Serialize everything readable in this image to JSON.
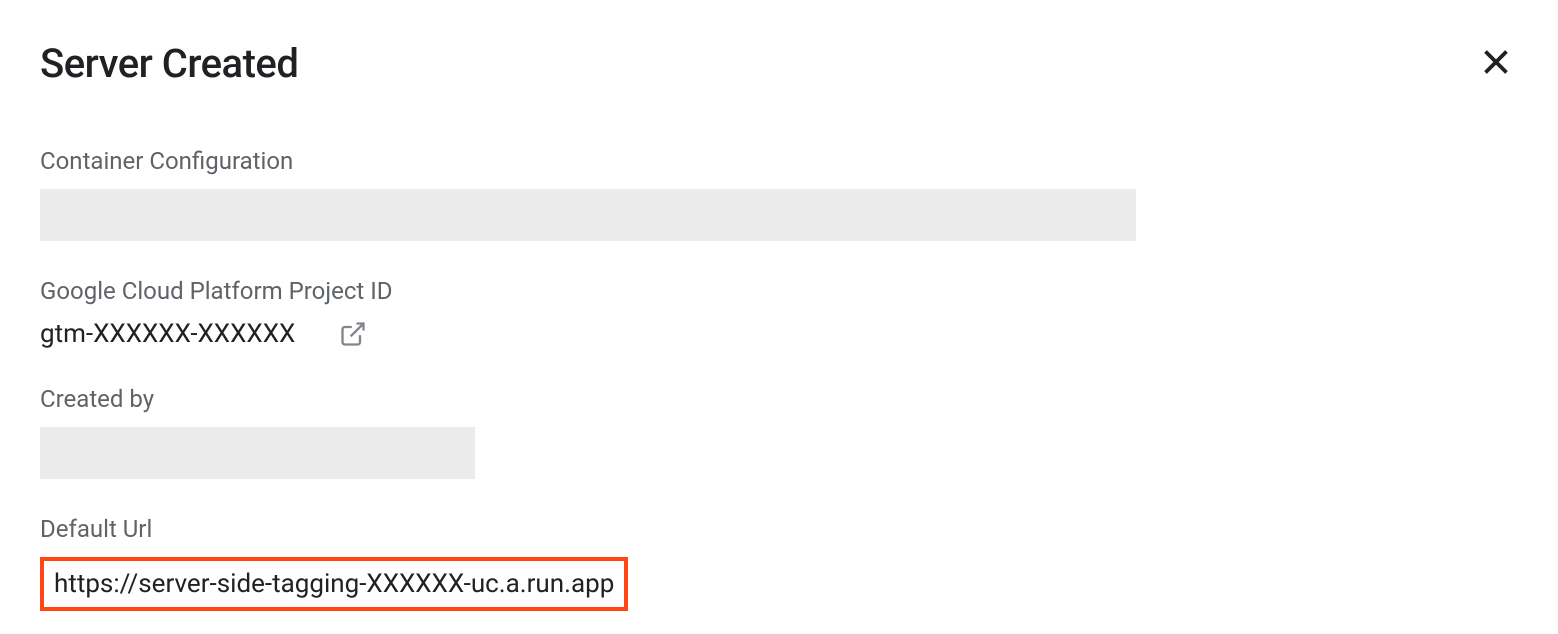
{
  "header": {
    "title": "Server Created"
  },
  "sections": {
    "containerConfig": {
      "label": "Container Configuration"
    },
    "projectId": {
      "label": "Google Cloud Platform Project ID",
      "value": "gtm-XXXXXX-XXXXXX"
    },
    "createdBy": {
      "label": "Created by"
    },
    "defaultUrl": {
      "label": "Default Url",
      "value": "https://server-side-tagging-XXXXXX-uc.a.run.app"
    }
  }
}
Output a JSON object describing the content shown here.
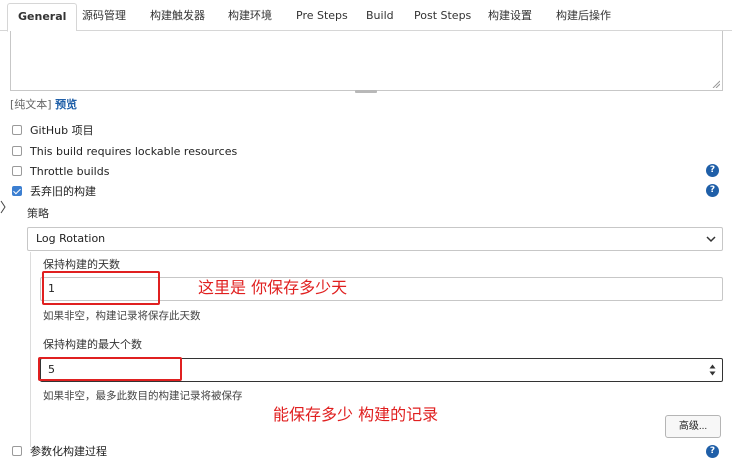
{
  "tabs": [
    {
      "label": "General",
      "active": true
    },
    {
      "label": "源码管理",
      "active": false
    },
    {
      "label": "构建触发器",
      "active": false
    },
    {
      "label": "构建环境",
      "active": false
    },
    {
      "label": "Pre Steps",
      "active": false
    },
    {
      "label": "Build",
      "active": false
    },
    {
      "label": "Post Steps",
      "active": false
    },
    {
      "label": "构建设置",
      "active": false
    },
    {
      "label": "构建后操作",
      "active": false
    }
  ],
  "description": {
    "value": "",
    "plain_text_label": "[纯文本]",
    "preview_link": "预览"
  },
  "options": [
    {
      "label": "GitHub 项目",
      "checked": false,
      "help": false
    },
    {
      "label": "This build requires lockable resources",
      "checked": false,
      "help": false
    },
    {
      "label": "Throttle builds",
      "checked": false,
      "help": true
    },
    {
      "label": "丢弃旧的构建",
      "checked": true,
      "help": true
    }
  ],
  "discard": {
    "strategy_label": "策略",
    "strategy_value": "Log Rotation",
    "days_label": "保持构建的天数",
    "days_value": "1",
    "days_hint": "如果非空，构建记录将保存此天数",
    "max_label": "保持构建的最大个数",
    "max_value": "5",
    "max_hint": "如果非空，最多此数目的构建记录将被保存",
    "advanced_button": "高级..."
  },
  "parameterized": {
    "label": "参数化构建过程",
    "checked": false,
    "help": true
  },
  "annotations": {
    "days_note": "这里是 你保存多少天",
    "max_note": "能保存多少 构建的记录"
  },
  "colors": {
    "accent": "#1f5fa8",
    "annotation": "#e02020",
    "checkbox_checked": "#3c7fd1"
  }
}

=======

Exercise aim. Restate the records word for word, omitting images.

Result of the exercise.
Serialize everything readable in this image to JSON.
{
  "header": {
    "title": "Server Created"
  },
  "sections": {
    "containerConfig": {
      "label": "Container Configuration"
    },
    "projectId": {
      "label": "Google Cloud Platform Project ID",
      "value": "gtm-XXXXXX-XXXXXX"
    },
    "createdBy": {
      "label": "Created by"
    },
    "defaultUrl": {
      "label": "Default Url",
      "value": "https://server-side-tagging-XXXXXX-uc.a.run.app"
    }
  }
}
Output a JSON object describing the content shown here.
{
  "tabs": [
    {
      "label": "General",
      "active": true
    },
    {
      "label": "源码管理",
      "active": false
    },
    {
      "label": "构建触发器",
      "active": false
    },
    {
      "label": "构建环境",
      "active": false
    },
    {
      "label": "Pre Steps",
      "active": false
    },
    {
      "label": "Build",
      "active": false
    },
    {
      "label": "Post Steps",
      "active": false
    },
    {
      "label": "构建设置",
      "active": false
    },
    {
      "label": "构建后操作",
      "active": false
    }
  ],
  "description": {
    "value": "",
    "plain_text_label": "[纯文本]",
    "preview_link": "预览"
  },
  "options": [
    {
      "label": "GitHub 项目",
      "checked": false,
      "help": false
    },
    {
      "label": "This build requires lockable resources",
      "checked": false,
      "help": false
    },
    {
      "label": "Throttle builds",
      "checked": false,
      "help": true
    },
    {
      "label": "丢弃旧的构建",
      "checked": true,
      "help": true
    }
  ],
  "discard": {
    "strategy_label": "策略",
    "strategy_value": "Log Rotation",
    "days_label": "保持构建的天数",
    "days_value": "1",
    "days_hint": "如果非空，构建记录将保存此天数",
    "max_label": "保持构建的最大个数",
    "max_value": "5",
    "max_hint": "如果非空，最多此数目的构建记录将被保存",
    "advanced_button": "高级..."
  },
  "parameterized": {
    "label": "参数化构建过程",
    "checked": false,
    "help": true
  },
  "annotations": {
    "days_note": "这里是 你保存多少天",
    "max_note": "能保存多少 构建的记录"
  },
  "colors": {
    "accent": "#1f5fa8",
    "annotation": "#e02020",
    "checkbox_checked": "#3c7fd1"
  }
}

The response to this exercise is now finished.